When a police officer pulls you over, they may ask you to take a field sobriety test (FST). This is a series of physical tests designed to determine if you are impaired. But do you have the right to refuse this test?
It’s important to know the purpose of these tests and the consequences of taking or refusing them. The first step in protecting your rights is knowing what they are.
What are field sobriety tests?
An FST is a type of standardized test used by police officers to determine a person’s sobriety when suspected of driving under the influence. This type of test assesses motor skills and physical abilities that can be affected when inebriated. Such tests include:
- The walk-and-turn
- One-leg stand
- Horizontal gaze nystagmus
- Reciting the alphabet
If you choose to take an FST, it’s essential to understand that they are subjective tests. The officer administering them will decide whether or not you passed based on their own opinion. This means that even if you think you did well on the test, the officer could still decide you failed.
However, you have the right to refuse any FSTs; in most cases, it’s best to exercise that right. If you have a medical condition or disability that might affect your ability to perform the test, or if you’re unable to understand the officer’s instructions, you may want to refuse the test. Additionally, if you know that you have consumed a significant amount of alcohol or drugs, taking the test may not be in your best interest as it could provide evidence of your intoxication.

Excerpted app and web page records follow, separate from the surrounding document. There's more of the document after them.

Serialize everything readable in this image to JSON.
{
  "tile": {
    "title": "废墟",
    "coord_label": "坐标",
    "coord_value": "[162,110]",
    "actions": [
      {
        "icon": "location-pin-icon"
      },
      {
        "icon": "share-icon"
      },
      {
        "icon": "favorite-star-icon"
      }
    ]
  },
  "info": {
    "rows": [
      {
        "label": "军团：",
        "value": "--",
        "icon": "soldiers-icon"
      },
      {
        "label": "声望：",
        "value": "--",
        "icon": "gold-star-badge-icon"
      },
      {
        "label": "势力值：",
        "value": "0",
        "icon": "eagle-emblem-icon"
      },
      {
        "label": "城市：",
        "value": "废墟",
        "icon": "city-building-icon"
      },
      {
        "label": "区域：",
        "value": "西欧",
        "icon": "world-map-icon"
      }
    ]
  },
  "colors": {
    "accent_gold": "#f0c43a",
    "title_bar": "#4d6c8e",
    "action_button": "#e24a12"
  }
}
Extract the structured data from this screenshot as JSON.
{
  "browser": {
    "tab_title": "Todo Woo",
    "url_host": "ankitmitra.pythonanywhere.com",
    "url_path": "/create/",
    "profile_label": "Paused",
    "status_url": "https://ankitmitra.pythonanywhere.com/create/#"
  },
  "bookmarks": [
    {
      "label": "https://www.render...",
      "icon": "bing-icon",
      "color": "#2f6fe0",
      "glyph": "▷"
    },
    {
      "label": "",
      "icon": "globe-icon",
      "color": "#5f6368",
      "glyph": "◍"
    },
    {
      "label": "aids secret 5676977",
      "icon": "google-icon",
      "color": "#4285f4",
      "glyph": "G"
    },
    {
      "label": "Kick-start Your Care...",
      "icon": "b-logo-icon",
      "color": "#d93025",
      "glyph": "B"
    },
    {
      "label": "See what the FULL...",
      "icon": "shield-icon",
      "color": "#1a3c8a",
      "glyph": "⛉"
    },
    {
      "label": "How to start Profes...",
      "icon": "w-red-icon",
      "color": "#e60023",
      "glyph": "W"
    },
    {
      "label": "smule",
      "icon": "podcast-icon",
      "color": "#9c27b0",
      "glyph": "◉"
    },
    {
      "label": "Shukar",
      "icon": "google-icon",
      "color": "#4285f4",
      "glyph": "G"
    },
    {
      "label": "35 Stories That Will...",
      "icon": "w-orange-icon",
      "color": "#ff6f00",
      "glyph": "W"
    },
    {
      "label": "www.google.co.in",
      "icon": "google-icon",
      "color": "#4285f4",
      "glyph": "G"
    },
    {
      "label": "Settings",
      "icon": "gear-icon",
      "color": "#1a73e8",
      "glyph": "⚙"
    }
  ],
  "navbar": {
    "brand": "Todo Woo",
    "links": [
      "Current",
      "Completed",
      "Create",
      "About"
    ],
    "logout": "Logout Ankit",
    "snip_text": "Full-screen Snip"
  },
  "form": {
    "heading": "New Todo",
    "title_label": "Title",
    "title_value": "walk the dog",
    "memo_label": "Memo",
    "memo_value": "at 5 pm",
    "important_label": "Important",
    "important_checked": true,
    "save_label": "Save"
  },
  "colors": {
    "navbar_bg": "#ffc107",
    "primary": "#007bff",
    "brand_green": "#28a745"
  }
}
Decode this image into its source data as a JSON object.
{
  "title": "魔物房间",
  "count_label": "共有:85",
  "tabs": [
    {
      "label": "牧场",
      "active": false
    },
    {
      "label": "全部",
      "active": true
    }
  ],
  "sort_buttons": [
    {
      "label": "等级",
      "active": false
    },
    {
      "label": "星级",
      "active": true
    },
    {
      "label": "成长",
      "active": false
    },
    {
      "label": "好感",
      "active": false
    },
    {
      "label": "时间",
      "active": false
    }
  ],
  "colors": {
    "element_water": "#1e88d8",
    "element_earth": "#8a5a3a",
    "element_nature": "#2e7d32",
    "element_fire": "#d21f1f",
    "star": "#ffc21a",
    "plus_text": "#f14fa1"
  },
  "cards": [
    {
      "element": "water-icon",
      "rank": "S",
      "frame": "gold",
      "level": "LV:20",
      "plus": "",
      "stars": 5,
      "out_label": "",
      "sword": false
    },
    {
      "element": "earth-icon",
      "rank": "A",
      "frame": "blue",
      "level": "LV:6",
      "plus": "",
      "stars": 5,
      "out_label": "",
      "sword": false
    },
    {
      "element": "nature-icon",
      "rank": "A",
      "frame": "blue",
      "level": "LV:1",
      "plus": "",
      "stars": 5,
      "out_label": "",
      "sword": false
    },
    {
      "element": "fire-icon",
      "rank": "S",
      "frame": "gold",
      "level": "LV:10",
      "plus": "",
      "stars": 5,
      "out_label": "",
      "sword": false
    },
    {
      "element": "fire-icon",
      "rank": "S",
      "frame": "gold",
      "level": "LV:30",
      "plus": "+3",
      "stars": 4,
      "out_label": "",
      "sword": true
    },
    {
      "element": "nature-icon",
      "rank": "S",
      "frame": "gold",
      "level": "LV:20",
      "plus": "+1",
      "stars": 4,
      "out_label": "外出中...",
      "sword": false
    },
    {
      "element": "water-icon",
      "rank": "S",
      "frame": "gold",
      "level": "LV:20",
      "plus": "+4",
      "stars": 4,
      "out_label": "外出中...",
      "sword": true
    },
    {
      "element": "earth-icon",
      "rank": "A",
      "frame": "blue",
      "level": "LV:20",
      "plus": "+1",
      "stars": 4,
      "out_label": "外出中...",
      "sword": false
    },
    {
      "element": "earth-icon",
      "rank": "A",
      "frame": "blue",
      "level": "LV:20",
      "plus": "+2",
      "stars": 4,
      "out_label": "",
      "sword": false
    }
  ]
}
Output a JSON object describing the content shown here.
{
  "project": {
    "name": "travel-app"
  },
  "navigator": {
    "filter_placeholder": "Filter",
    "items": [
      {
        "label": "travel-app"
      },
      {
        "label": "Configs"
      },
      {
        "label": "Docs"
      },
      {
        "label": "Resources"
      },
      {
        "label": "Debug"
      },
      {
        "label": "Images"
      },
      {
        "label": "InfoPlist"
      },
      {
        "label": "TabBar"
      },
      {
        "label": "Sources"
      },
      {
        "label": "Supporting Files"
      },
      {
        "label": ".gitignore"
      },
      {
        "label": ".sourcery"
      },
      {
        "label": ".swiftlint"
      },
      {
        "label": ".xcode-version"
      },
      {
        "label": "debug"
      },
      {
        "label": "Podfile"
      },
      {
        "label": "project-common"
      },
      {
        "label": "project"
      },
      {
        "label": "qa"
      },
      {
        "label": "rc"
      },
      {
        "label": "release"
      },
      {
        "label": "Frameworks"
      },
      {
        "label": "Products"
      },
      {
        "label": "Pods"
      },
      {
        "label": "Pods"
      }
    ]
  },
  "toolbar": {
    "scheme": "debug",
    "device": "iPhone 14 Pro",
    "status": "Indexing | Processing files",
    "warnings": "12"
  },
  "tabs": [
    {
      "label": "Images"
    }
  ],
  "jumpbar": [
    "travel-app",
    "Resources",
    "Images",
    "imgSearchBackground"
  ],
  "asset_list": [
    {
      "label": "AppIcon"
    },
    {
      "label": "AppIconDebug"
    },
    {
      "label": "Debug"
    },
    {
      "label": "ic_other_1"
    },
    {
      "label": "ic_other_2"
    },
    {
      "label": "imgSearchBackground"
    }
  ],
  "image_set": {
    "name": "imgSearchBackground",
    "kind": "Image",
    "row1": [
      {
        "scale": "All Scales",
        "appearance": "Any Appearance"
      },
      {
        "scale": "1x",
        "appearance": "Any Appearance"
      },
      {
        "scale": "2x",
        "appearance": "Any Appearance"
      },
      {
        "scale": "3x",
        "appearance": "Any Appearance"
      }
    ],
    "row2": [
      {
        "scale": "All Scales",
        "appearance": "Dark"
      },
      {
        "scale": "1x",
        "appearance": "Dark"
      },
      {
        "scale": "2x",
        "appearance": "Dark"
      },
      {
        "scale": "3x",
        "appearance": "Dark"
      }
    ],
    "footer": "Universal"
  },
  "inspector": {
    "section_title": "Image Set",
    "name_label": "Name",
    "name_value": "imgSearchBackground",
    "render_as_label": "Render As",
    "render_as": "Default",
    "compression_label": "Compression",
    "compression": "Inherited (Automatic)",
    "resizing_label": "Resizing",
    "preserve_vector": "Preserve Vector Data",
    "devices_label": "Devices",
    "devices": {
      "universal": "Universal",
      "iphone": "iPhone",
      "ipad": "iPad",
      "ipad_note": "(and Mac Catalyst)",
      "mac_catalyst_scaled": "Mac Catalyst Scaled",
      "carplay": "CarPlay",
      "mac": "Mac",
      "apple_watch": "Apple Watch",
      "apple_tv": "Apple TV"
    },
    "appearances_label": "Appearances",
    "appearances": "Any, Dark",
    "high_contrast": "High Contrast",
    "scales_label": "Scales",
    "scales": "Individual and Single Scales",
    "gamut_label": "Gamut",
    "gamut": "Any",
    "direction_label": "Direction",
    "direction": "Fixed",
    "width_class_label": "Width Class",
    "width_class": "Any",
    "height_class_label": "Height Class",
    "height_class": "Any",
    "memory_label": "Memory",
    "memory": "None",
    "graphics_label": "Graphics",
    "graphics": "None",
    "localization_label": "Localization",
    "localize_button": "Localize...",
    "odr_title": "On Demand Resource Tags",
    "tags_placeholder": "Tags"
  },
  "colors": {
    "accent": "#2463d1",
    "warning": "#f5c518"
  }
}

If you do refuse a field sobriety test, it is important to remember to stay polite and cooperative with law enforcement officers. Refusing a test doesn’t mean you should be belligerent or uncooperative, as that may lead to additional charges.